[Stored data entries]
━━━━━━━━
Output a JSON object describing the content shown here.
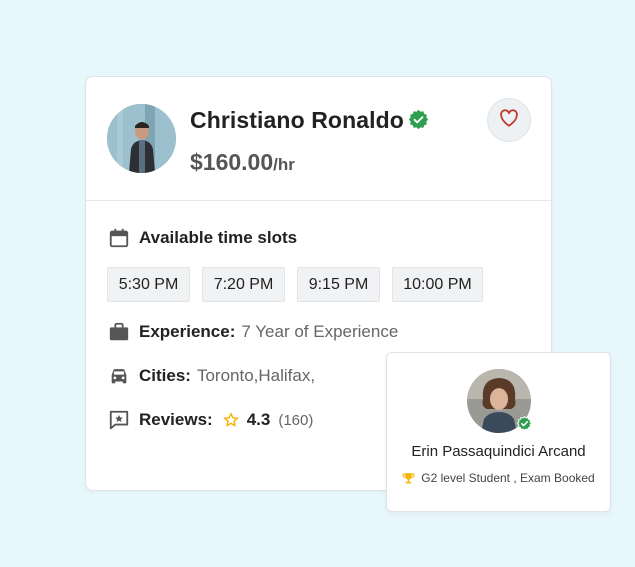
{
  "profile": {
    "name": "Christiano Ronaldo",
    "price": "$160.00",
    "price_unit": "/hr"
  },
  "availability": {
    "label": "Available time slots",
    "slots": [
      "5:30 PM",
      "7:20 PM",
      "9:15 PM",
      "10:00 PM"
    ]
  },
  "experience": {
    "label": "Experience:",
    "value": "7 Year of Experience"
  },
  "cities": {
    "label": "Cities:",
    "value": "Toronto,Halifax,"
  },
  "reviews": {
    "label": "Reviews:",
    "rating": "4.3",
    "count": "(160)"
  },
  "student": {
    "name": "Erin Passaquindici Arcand",
    "status": "G2 level Student , Exam Booked"
  },
  "colors": {
    "verified": "#2e9e4f",
    "star": "#f4b400",
    "heart": "#c0392b",
    "background": "#e8f7fb"
  },
  "icons": [
    "verified-icon",
    "heart-icon",
    "calendar-icon",
    "briefcase-icon",
    "car-icon",
    "review-icon",
    "star-icon",
    "trophy-icon"
  ]
}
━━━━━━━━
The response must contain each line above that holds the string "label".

### Task response
    "label": "Available time slots",
    "label": "Experience:",
    "label": "Cities:",
    "label": "Reviews:",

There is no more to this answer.